About this task: Filter this data down to the lines that hold "https", and copy them.

----------

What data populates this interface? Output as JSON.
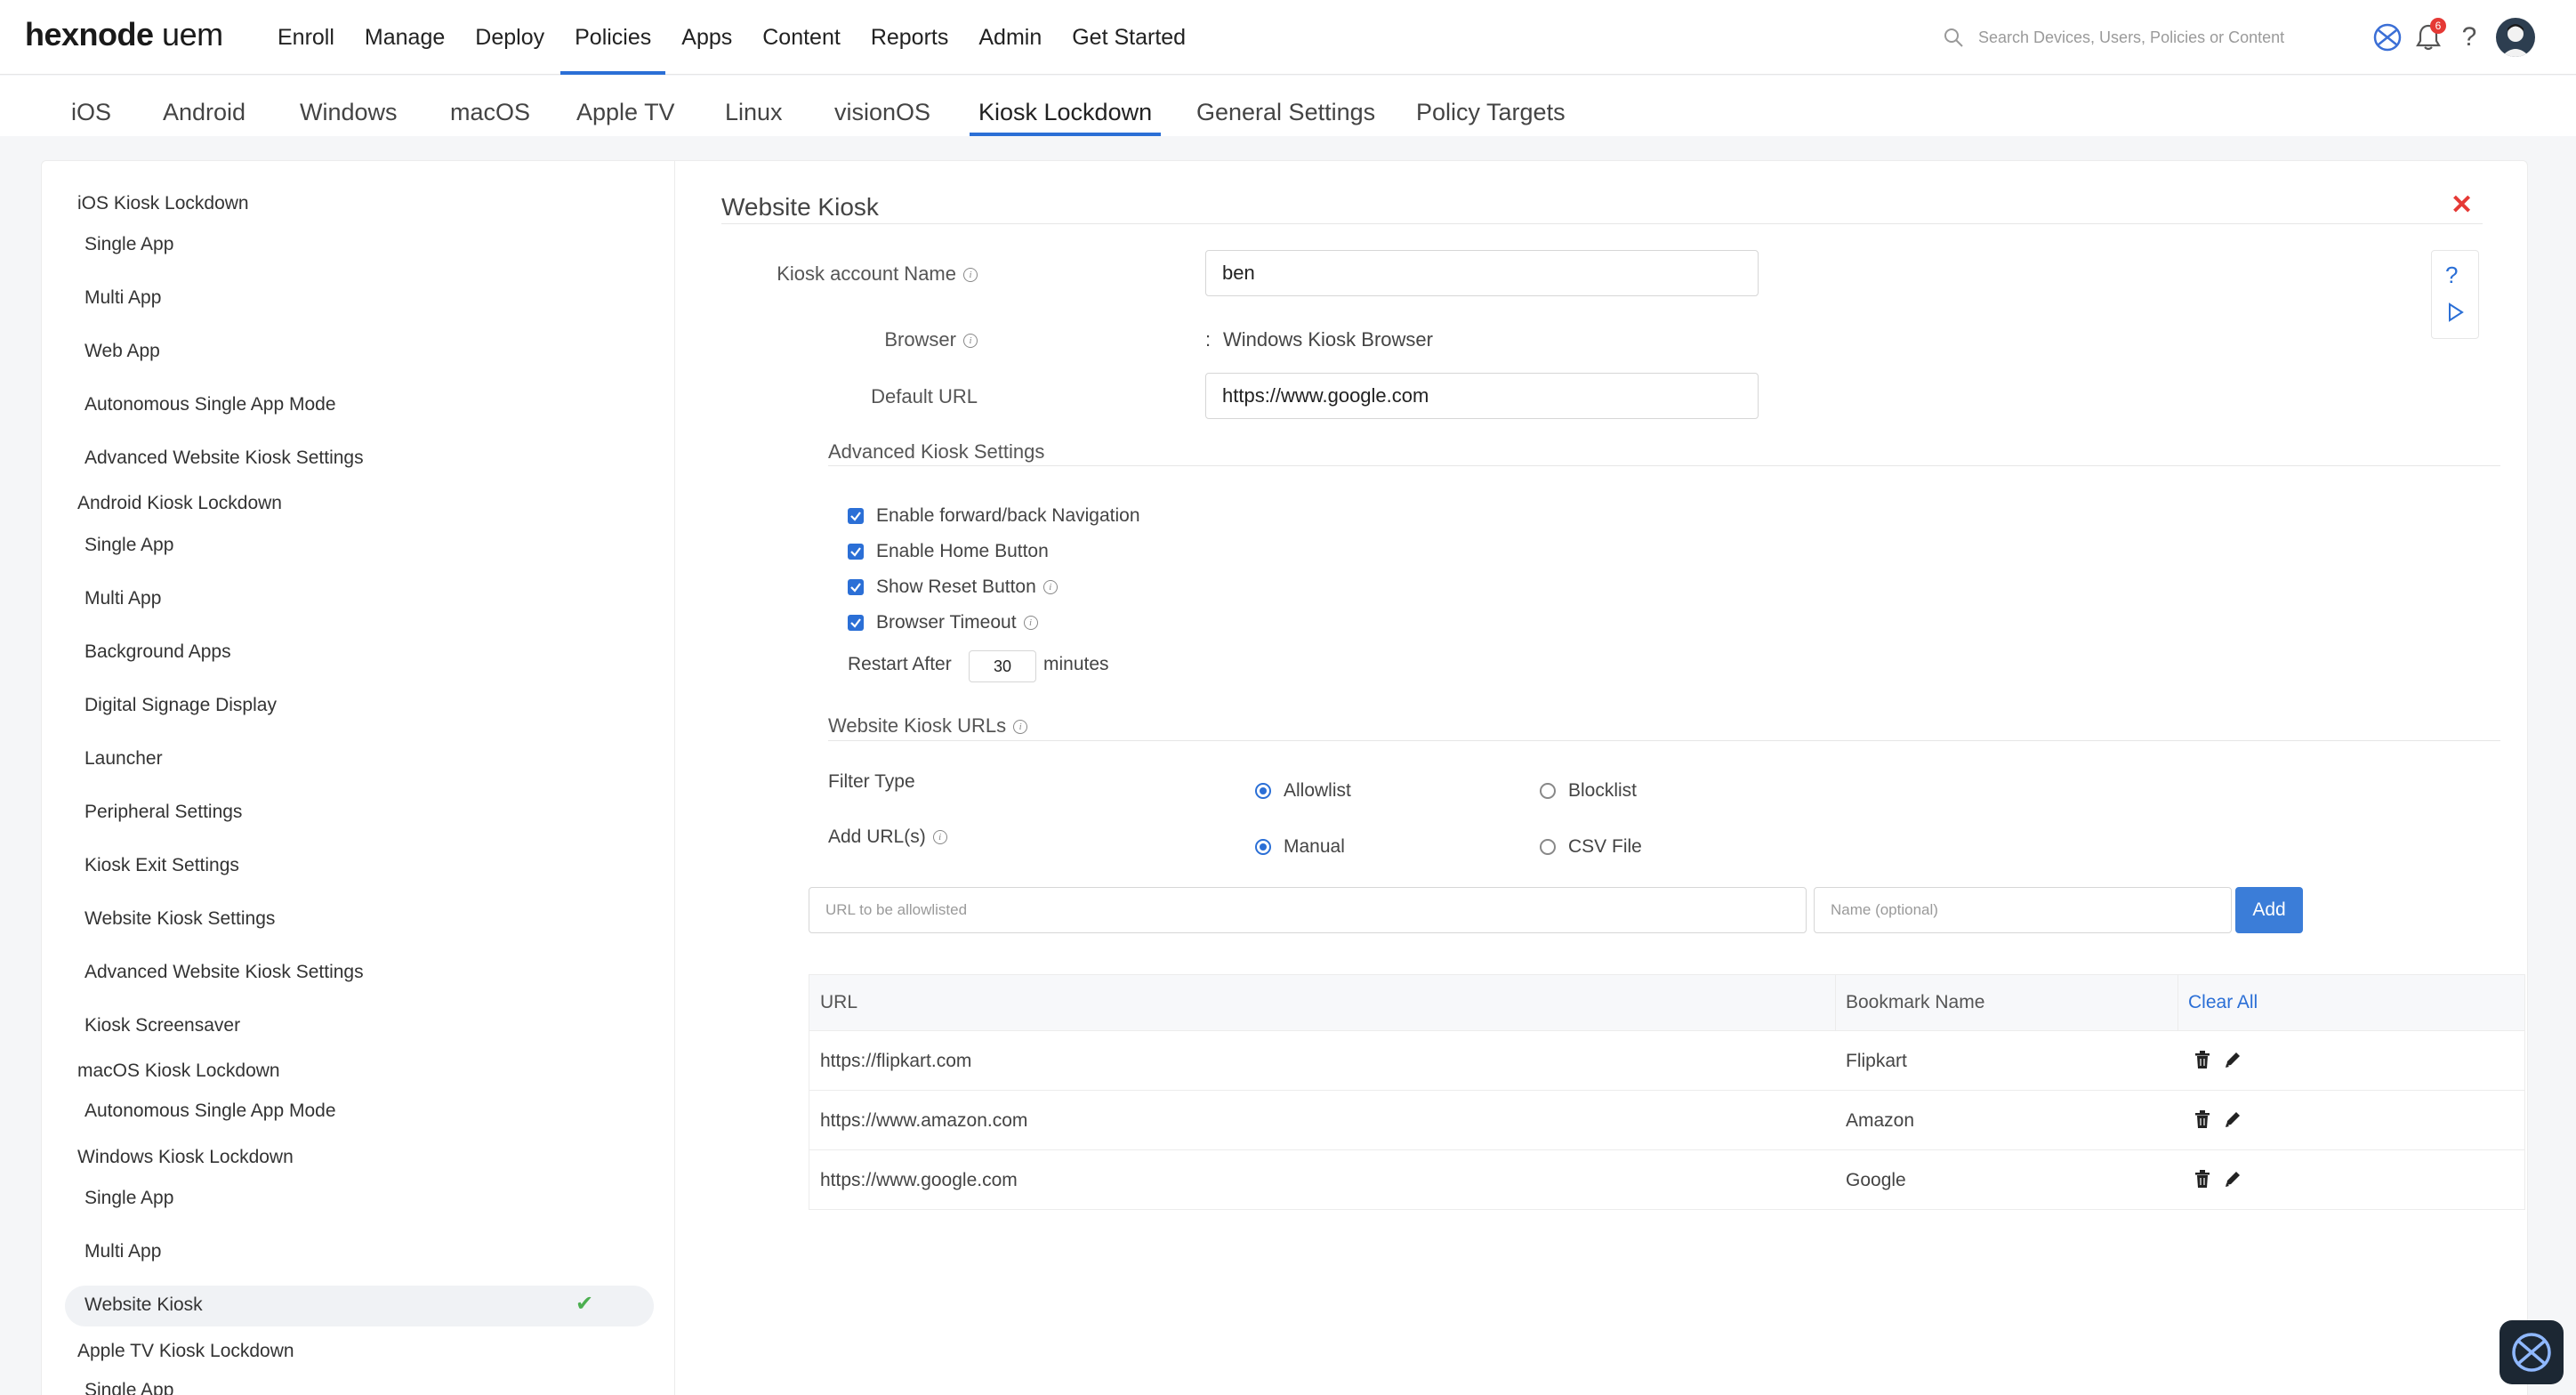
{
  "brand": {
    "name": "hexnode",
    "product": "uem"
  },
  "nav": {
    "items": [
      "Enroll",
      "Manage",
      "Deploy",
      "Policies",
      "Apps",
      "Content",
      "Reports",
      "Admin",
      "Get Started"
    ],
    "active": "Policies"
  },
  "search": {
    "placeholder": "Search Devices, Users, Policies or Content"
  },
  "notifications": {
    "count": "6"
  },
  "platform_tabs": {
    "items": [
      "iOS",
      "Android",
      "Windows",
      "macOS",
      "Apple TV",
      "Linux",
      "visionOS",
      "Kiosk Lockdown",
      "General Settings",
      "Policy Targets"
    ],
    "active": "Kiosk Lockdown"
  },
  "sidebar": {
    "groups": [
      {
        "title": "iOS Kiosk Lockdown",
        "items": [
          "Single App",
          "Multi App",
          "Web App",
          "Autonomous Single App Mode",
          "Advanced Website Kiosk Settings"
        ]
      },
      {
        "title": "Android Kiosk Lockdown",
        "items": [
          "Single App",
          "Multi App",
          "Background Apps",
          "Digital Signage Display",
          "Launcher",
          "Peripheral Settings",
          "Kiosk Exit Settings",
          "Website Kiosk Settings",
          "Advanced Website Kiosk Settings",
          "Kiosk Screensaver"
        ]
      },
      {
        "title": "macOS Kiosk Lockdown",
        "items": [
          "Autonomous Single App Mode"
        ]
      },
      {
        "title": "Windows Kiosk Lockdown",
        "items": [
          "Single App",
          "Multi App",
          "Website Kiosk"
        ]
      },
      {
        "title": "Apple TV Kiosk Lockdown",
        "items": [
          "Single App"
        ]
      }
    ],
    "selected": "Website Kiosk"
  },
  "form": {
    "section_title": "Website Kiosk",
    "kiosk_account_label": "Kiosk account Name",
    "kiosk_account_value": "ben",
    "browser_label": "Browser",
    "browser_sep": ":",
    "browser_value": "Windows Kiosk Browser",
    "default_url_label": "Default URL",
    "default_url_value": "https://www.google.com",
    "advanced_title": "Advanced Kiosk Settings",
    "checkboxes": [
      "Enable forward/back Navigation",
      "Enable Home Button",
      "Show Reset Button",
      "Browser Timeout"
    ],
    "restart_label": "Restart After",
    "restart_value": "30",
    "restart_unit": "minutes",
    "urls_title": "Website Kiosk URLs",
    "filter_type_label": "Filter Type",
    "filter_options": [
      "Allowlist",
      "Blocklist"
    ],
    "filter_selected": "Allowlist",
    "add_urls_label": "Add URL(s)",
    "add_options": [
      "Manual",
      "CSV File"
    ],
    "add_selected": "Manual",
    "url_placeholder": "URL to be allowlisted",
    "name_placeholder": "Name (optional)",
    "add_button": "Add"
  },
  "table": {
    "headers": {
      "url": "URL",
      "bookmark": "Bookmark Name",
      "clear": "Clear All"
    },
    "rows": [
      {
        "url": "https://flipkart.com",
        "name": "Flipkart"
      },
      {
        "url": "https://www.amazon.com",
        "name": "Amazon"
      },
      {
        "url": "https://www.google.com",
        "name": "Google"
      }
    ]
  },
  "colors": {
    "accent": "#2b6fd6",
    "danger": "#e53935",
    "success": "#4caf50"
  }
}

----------

Task answer:
    "default_url_value": "https://www.google.com",
        "url": "https://flipkart.com",
        "url": "https://www.amazon.com",
        "url": "https://www.google.com",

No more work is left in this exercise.